* [PROBLEM TO WORK ON]:
Look through the data below. Pick out the lines holding the string "label".

Web page and app entries:
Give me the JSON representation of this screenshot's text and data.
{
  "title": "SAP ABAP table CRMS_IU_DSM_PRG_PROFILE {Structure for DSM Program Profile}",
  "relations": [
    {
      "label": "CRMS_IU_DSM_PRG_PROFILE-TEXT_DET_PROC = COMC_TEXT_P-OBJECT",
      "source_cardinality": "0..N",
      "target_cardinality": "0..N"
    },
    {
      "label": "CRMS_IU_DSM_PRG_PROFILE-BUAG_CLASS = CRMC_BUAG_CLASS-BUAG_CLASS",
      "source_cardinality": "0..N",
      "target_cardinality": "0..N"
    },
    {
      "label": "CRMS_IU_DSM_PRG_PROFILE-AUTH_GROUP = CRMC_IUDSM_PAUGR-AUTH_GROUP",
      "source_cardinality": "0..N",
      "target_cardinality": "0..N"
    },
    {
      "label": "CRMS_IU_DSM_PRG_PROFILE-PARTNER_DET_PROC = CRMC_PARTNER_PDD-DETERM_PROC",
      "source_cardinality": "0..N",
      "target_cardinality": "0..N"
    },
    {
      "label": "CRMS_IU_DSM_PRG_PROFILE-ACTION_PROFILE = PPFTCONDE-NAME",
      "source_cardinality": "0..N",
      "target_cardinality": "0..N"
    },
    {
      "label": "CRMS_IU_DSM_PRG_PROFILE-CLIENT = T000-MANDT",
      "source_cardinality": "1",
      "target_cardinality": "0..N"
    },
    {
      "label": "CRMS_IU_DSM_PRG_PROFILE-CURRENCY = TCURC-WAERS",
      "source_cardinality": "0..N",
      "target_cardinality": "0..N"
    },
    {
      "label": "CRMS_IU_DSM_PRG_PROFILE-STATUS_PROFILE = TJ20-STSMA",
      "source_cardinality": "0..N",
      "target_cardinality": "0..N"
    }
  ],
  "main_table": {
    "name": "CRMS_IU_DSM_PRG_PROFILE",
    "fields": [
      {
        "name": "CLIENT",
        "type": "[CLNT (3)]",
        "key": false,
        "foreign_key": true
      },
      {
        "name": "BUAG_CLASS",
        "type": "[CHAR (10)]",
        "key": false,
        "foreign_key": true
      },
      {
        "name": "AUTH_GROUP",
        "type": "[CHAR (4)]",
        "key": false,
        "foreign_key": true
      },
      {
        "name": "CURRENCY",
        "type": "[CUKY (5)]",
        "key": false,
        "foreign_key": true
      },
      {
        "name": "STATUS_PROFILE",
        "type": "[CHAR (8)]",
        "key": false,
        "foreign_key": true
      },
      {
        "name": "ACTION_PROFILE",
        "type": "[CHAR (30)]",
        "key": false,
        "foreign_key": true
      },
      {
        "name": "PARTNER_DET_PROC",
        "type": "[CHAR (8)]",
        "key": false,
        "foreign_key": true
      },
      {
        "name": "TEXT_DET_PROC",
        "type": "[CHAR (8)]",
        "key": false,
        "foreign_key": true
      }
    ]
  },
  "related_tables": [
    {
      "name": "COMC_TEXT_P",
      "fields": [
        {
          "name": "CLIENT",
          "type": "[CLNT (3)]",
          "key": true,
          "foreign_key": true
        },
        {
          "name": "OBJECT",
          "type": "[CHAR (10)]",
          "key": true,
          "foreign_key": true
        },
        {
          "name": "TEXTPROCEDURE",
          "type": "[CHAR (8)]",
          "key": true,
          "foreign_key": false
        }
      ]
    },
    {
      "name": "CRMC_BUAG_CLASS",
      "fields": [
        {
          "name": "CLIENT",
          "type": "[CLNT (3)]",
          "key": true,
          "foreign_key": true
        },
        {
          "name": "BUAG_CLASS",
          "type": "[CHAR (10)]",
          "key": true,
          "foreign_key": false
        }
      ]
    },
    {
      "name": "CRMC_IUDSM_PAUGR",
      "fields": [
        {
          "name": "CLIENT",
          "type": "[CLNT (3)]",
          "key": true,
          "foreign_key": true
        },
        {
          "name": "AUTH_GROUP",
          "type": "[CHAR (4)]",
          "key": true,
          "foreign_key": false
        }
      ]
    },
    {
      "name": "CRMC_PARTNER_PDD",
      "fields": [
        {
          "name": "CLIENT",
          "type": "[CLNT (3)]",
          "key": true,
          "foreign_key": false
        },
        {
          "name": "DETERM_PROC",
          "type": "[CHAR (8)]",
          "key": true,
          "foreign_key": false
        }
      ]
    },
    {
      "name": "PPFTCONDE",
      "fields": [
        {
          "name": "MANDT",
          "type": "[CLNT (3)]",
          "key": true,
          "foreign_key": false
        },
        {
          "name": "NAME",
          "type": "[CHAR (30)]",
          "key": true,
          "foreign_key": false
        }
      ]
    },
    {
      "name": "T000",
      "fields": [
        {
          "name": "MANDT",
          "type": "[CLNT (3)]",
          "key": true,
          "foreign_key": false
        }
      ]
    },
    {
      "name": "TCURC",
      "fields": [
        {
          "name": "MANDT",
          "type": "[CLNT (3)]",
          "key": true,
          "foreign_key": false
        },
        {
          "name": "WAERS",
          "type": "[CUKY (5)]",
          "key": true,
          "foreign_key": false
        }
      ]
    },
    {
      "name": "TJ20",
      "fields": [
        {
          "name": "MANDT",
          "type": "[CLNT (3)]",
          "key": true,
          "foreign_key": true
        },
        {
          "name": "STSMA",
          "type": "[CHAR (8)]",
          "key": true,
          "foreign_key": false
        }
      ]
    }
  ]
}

* [TASK RESPONSE]:
      "label": "CRMS_IU_DSM_PRG_PROFILE-TEXT_DET_PROC = COMC_TEXT_P-OBJECT",
      "label": "CRMS_IU_DSM_PRG_PROFILE-BUAG_CLASS = CRMC_BUAG_CLASS-BUAG_CLASS",
      "label": "CRMS_IU_DSM_PRG_PROFILE-AUTH_GROUP = CRMC_IUDSM_PAUGR-AUTH_GROUP",
      "label": "CRMS_IU_DSM_PRG_PROFILE-PARTNER_DET_PROC = CRMC_PARTNER_PDD-DETERM_PROC",
      "label": "CRMS_IU_DSM_PRG_PROFILE-ACTION_PROFILE = PPFTCONDE-NAME",
      "label": "CRMS_IU_DSM_PRG_PROFILE-CLIENT = T000-MANDT",
      "label": "CRMS_IU_DSM_PRG_PROFILE-CURRENCY = TCURC-WAERS",
      "label": "CRMS_IU_DSM_PRG_PROFILE-STATUS_PROFILE = TJ20-STSMA",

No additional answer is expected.